▶ YOUR TASK
Copy out the entries word for word, leaving images aside.

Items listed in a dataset
== Segment start ==
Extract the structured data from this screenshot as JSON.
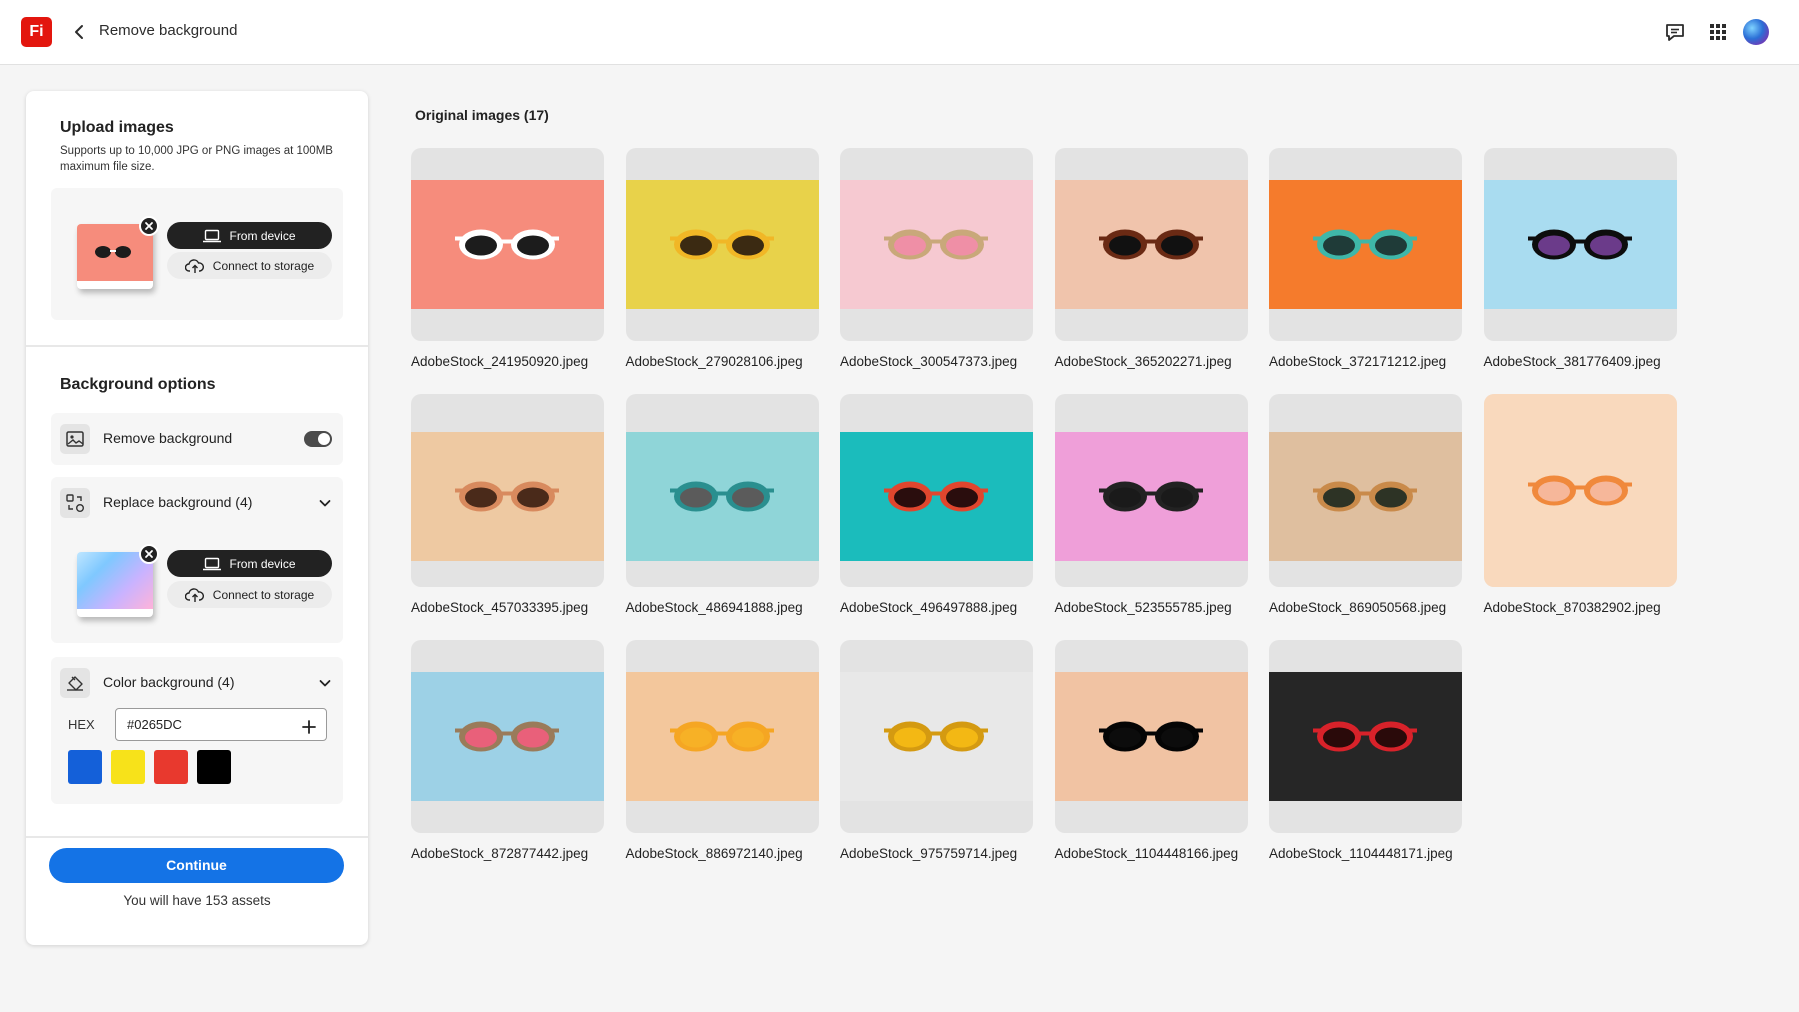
{
  "header": {
    "app_logo": "Fi",
    "title": "Remove background",
    "icons": [
      "back-chevron-icon",
      "comment-icon",
      "apps-grid-icon",
      "avatar"
    ]
  },
  "upload": {
    "title": "Upload images",
    "description": "Supports up to 10,000 JPG or PNG images at 100MB maximum file size.",
    "from_device": "From device",
    "connect_storage": "Connect to storage"
  },
  "background_options": {
    "title": "Background options",
    "remove_label": "Remove background",
    "remove_enabled": true,
    "replace_label": "Replace background (4)",
    "replace_from_device": "From device",
    "replace_connect_storage": "Connect to storage",
    "color_label": "Color background (4)",
    "hex_label": "HEX",
    "hex_value": "#0265DC",
    "swatches": [
      "#1460d9",
      "#f7e21a",
      "#e8392e",
      "#000000"
    ]
  },
  "footer": {
    "continue": "Continue",
    "assets_note": "You will have 153 assets"
  },
  "gallery": {
    "title": "Original images (17)",
    "images": [
      {
        "name": "AdobeStock_241950920.jpeg",
        "bg": "#f68c7c",
        "frame": "#f68c7c",
        "lens": "#1c1c1c",
        "rim": "#ffffff"
      },
      {
        "name": "AdobeStock_279028106.jpeg",
        "bg": "#e8d24a",
        "frame": "#e8d24a",
        "lens": "#3b2a12",
        "rim": "#f1b726"
      },
      {
        "name": "AdobeStock_300547373.jpeg",
        "bg": "#f6c9d1",
        "frame": "#f6c9d1",
        "lens": "#ef8fa6",
        "rim": "#c9a87a"
      },
      {
        "name": "AdobeStock_365202271.jpeg",
        "bg": "#f0c4ac",
        "frame": "#f0c4ac",
        "lens": "#111111",
        "rim": "#6a2a14"
      },
      {
        "name": "AdobeStock_372171212.jpeg",
        "bg": "#f57b2c",
        "frame": "#f57b2c",
        "lens": "#1f3b38",
        "rim": "#3fb7a8"
      },
      {
        "name": "AdobeStock_381776409.jpeg",
        "bg": "#a9dcf0",
        "frame": "#a9dcf0",
        "lens": "#6b3b8a",
        "rim": "#0d0d0d"
      },
      {
        "name": "AdobeStock_457033395.jpeg",
        "bg": "#eec9a2",
        "frame": "#eec9a2",
        "lens": "#4a2a1a",
        "rim": "#d88a5e"
      },
      {
        "name": "AdobeStock_486941888.jpeg",
        "bg": "#8fd5d8",
        "frame": "#8fd5d8",
        "lens": "#5b5b5b",
        "rim": "#2a8f8f"
      },
      {
        "name": "AdobeStock_496497888.jpeg",
        "bg": "#1bbcbc",
        "frame": "#1bbcbc",
        "lens": "#2a0d0d",
        "rim": "#e0462e"
      },
      {
        "name": "AdobeStock_523555785.jpeg",
        "bg": "#ef9fd9",
        "frame": "#ef9fd9",
        "lens": "#1a1a1a",
        "rim": "#222222"
      },
      {
        "name": "AdobeStock_869050568.jpeg",
        "bg": "#dfbf9f",
        "frame": "#dfbf9f",
        "lens": "#2d3325",
        "rim": "#c98a4a"
      },
      {
        "name": "AdobeStock_870382902.jpeg",
        "bg": "#f9d9bd",
        "frame": "#f9d9bd",
        "lens": "#f6b79a",
        "rim": "#f0893c"
      },
      {
        "name": "AdobeStock_872877442.jpeg",
        "bg": "#9dd1e6",
        "frame": "#9dd1e6",
        "lens": "#e9607a",
        "rim": "#9a7b5a"
      },
      {
        "name": "AdobeStock_886972140.jpeg",
        "bg": "#f3c79c",
        "frame": "#f3c79c",
        "lens": "#f7b126",
        "rim": "#f5a623"
      },
      {
        "name": "AdobeStock_975759714.jpeg",
        "bg": "#e8e8e8",
        "frame": "#e8e8e8",
        "lens": "#f3b814",
        "rim": "#d49a11"
      },
      {
        "name": "AdobeStock_1104448166.jpeg",
        "bg": "#f1c3a3",
        "frame": "#f1c3a3",
        "lens": "#0c0c0c",
        "rim": "#050505"
      },
      {
        "name": "AdobeStock_1104448171.jpeg",
        "bg": "#262626",
        "frame": "#262626",
        "lens": "#2a0a0a",
        "rim": "#d8222a"
      }
    ]
  }
}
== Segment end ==
▶ ANSWER SECTION
Extract the structured data from this screenshot as JSON.
{
  "header": {
    "app_logo": "Fi",
    "title": "Remove background",
    "icons": [
      "back-chevron-icon",
      "comment-icon",
      "apps-grid-icon",
      "avatar"
    ]
  },
  "upload": {
    "title": "Upload images",
    "description": "Supports up to 10,000 JPG or PNG images at 100MB maximum file size.",
    "from_device": "From device",
    "connect_storage": "Connect to storage"
  },
  "background_options": {
    "title": "Background options",
    "remove_label": "Remove background",
    "remove_enabled": true,
    "replace_label": "Replace background (4)",
    "replace_from_device": "From device",
    "replace_connect_storage": "Connect to storage",
    "color_label": "Color background (4)",
    "hex_label": "HEX",
    "hex_value": "#0265DC",
    "swatches": [
      "#1460d9",
      "#f7e21a",
      "#e8392e",
      "#000000"
    ]
  },
  "footer": {
    "continue": "Continue",
    "assets_note": "You will have 153 assets"
  },
  "gallery": {
    "title": "Original images (17)",
    "images": [
      {
        "name": "AdobeStock_241950920.jpeg",
        "bg": "#f68c7c",
        "frame": "#f68c7c",
        "lens": "#1c1c1c",
        "rim": "#ffffff"
      },
      {
        "name": "AdobeStock_279028106.jpeg",
        "bg": "#e8d24a",
        "frame": "#e8d24a",
        "lens": "#3b2a12",
        "rim": "#f1b726"
      },
      {
        "name": "AdobeStock_300547373.jpeg",
        "bg": "#f6c9d1",
        "frame": "#f6c9d1",
        "lens": "#ef8fa6",
        "rim": "#c9a87a"
      },
      {
        "name": "AdobeStock_365202271.jpeg",
        "bg": "#f0c4ac",
        "frame": "#f0c4ac",
        "lens": "#111111",
        "rim": "#6a2a14"
      },
      {
        "name": "AdobeStock_372171212.jpeg",
        "bg": "#f57b2c",
        "frame": "#f57b2c",
        "lens": "#1f3b38",
        "rim": "#3fb7a8"
      },
      {
        "name": "AdobeStock_381776409.jpeg",
        "bg": "#a9dcf0",
        "frame": "#a9dcf0",
        "lens": "#6b3b8a",
        "rim": "#0d0d0d"
      },
      {
        "name": "AdobeStock_457033395.jpeg",
        "bg": "#eec9a2",
        "frame": "#eec9a2",
        "lens": "#4a2a1a",
        "rim": "#d88a5e"
      },
      {
        "name": "AdobeStock_486941888.jpeg",
        "bg": "#8fd5d8",
        "frame": "#8fd5d8",
        "lens": "#5b5b5b",
        "rim": "#2a8f8f"
      },
      {
        "name": "AdobeStock_496497888.jpeg",
        "bg": "#1bbcbc",
        "frame": "#1bbcbc",
        "lens": "#2a0d0d",
        "rim": "#e0462e"
      },
      {
        "name": "AdobeStock_523555785.jpeg",
        "bg": "#ef9fd9",
        "frame": "#ef9fd9",
        "lens": "#1a1a1a",
        "rim": "#222222"
      },
      {
        "name": "AdobeStock_869050568.jpeg",
        "bg": "#dfbf9f",
        "frame": "#dfbf9f",
        "lens": "#2d3325",
        "rim": "#c98a4a"
      },
      {
        "name": "AdobeStock_870382902.jpeg",
        "bg": "#f9d9bd",
        "frame": "#f9d9bd",
        "lens": "#f6b79a",
        "rim": "#f0893c"
      },
      {
        "name": "AdobeStock_872877442.jpeg",
        "bg": "#9dd1e6",
        "frame": "#9dd1e6",
        "lens": "#e9607a",
        "rim": "#9a7b5a"
      },
      {
        "name": "AdobeStock_886972140.jpeg",
        "bg": "#f3c79c",
        "frame": "#f3c79c",
        "lens": "#f7b126",
        "rim": "#f5a623"
      },
      {
        "name": "AdobeStock_975759714.jpeg",
        "bg": "#e8e8e8",
        "frame": "#e8e8e8",
        "lens": "#f3b814",
        "rim": "#d49a11"
      },
      {
        "name": "AdobeStock_1104448166.jpeg",
        "bg": "#f1c3a3",
        "frame": "#f1c3a3",
        "lens": "#0c0c0c",
        "rim": "#050505"
      },
      {
        "name": "AdobeStock_1104448171.jpeg",
        "bg": "#262626",
        "frame": "#262626",
        "lens": "#2a0a0a",
        "rim": "#d8222a"
      }
    ]
  }
}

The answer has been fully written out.